These are some of the ways that Singaporean teenagers could be hurting their heart. Help your child replace these habits with healthier ones, before it is too late.
Lack of sleep
Late to bed and late to rise, many Singaporean teenagers are not getting enough sleep. While puberty may change the body clock and your teen may think that controlling their own nightly routine is a rite of passage into adulthood, teenagers still need around nine and a half hours of shut eye a night.
Research has shown that teenagers who are sleep deprived or have a disturbed sleep are more likely to suffer from both high blood pressure and high cholesterol – both pre-cursors of heart disease.
Many teens have a liking for soft drinks, particularly energy drinks, often relying on the sugar rush as a way of making up for a lack of sleep. Energy drinks are usually high in caffeine. Studies have shown that they may cause irregular heartbeats even in healthy people, which can be dangerous to heart health.

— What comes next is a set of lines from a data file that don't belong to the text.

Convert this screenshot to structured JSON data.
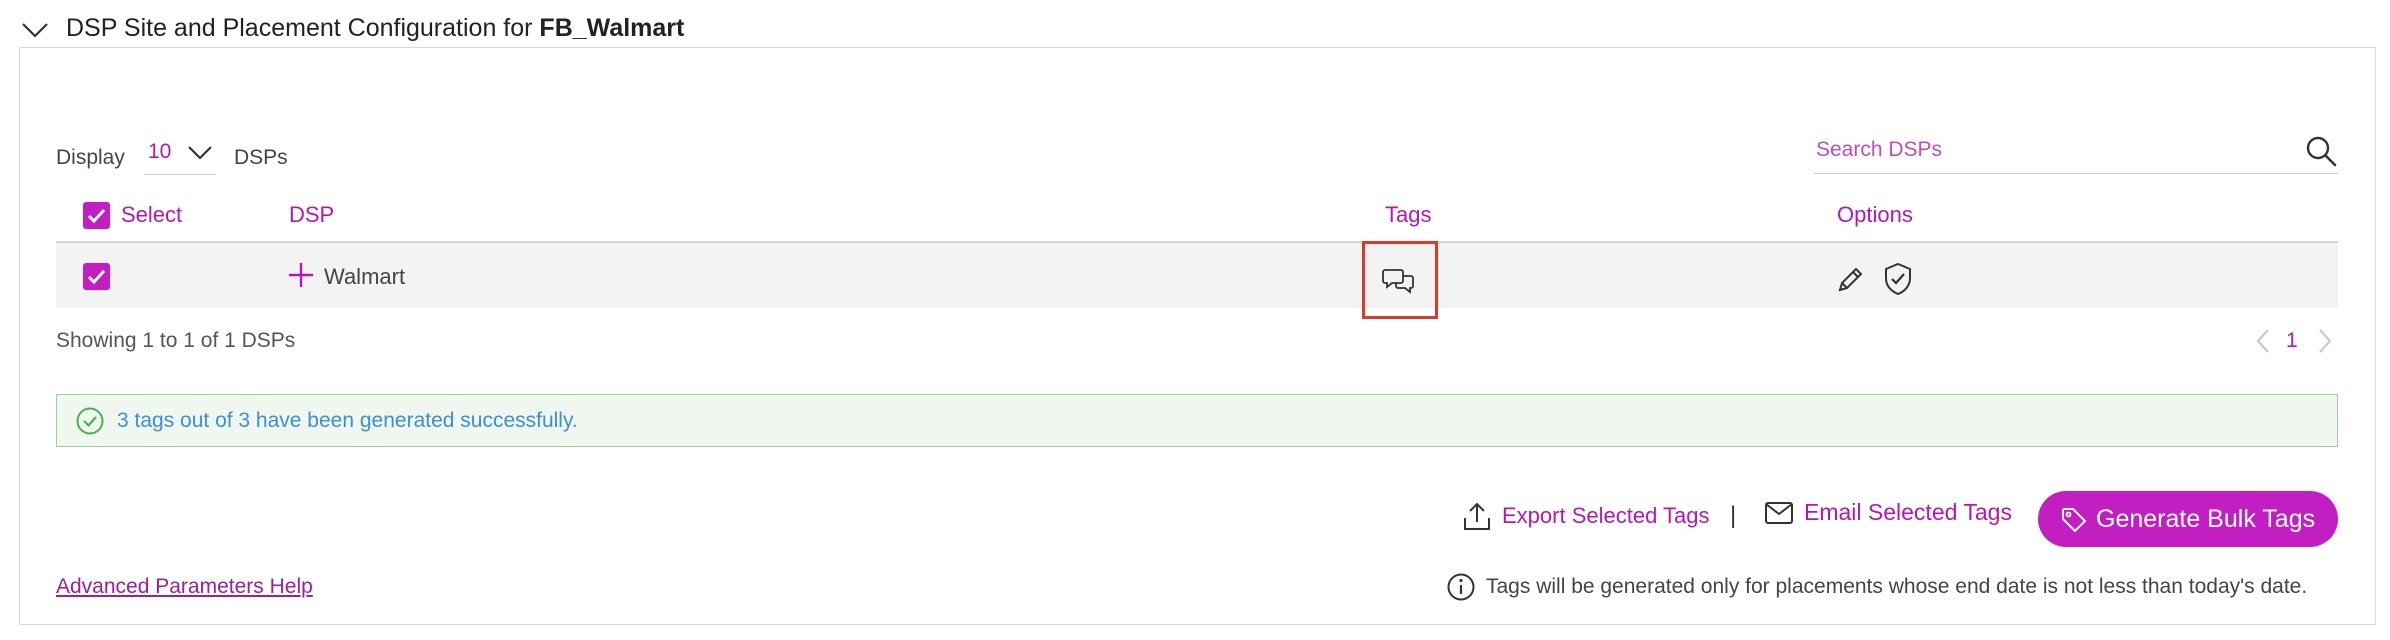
{
  "header": {
    "title_prefix": "DSP Site and Placement Configuration for",
    "title_entity": "FB_Walmart",
    "collapse_icon": "chevron-down-icon"
  },
  "display": {
    "label": "Display",
    "value": "10",
    "suffix": "DSPs"
  },
  "search": {
    "placeholder": "Search DSPs",
    "icon": "search-icon"
  },
  "table": {
    "columns": {
      "select": "Select",
      "dsp": "DSP",
      "tags": "Tags",
      "options": "Options"
    },
    "select_all_checked": true,
    "rows": [
      {
        "checked": true,
        "dsp": "Walmart",
        "expand_icon": "plus-icon",
        "tags_icon": "chat-bubbles-icon",
        "option_icons": [
          "pencil-icon",
          "shield-check-icon"
        ]
      }
    ]
  },
  "pagination": {
    "summary": "Showing 1 to 1 of 1 DSPs",
    "current_page": "1"
  },
  "status": {
    "message": "3 tags out of 3 have been generated successfully.",
    "icon": "check-circle-icon"
  },
  "actions": {
    "export_label": "Export Selected Tags",
    "separator": "|",
    "email_label": "Email Selected Tags",
    "generate_label": "Generate Bulk Tags"
  },
  "footer": {
    "help_link": "Advanced Parameters Help",
    "note": "Tags will be generated only for placements whose end date is not less than today's date."
  },
  "colors": {
    "accent": "#c21ec2",
    "link": "#b517b5",
    "success_bg": "#f0f7ef",
    "success_border": "#9ecf9e",
    "success_text": "#3b8fd6",
    "highlight": "#e0392b"
  }
}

For teens with an underlying heart condition, they can pose an even greater risk.
Recent studies in the US have shown that energy drinks and soft drinks account for 13% of a teenager’s calorie intake , leading to obesity – another contributing factor of heart disease.
A healthy diet, plenty of sleep and exercise are healthier ways to increase energy levels and maintain a healthy heart.
It’s a sad fact that 90% of people start smoking before the age of 19. It is estimated that 3 children in every Primary 6 class in Singapore today will eventually be killed by tobacco.
While many teens start smoking as a way of fitting in with their peers, the nicotine cigarettes contain is addictive. It is this substance that narrows blood vessels and makes the heart work harder. Tar and other chemicals also compound the risk of heart disease. They can cause the build up of plaque in the arteries, raising cholesterol levels and lowering the efficacy of fibrinogen, an important blood clotting substance.
Among young people, smoking is reported to account for 75% of heart disease cases, which is a sobering thought. By starting smoking at a young age the risk increases – the longer you smoke, the higher the risk.
Article brought to you by Mount Elizabeth Hospitals
McKinlay, R D. (n.d.) Childhood Obesity: The Link to Drinks. Retrieved from https://www.obesityaction.org/community/article-library/childhood-obesity-the-link-to-drinks
Youth and Tobacco Use. (n.d.) Retrieved from https://www.cdc.gov/tobacco/data_statistics/fact_sheets/youth_data/tobacco_use/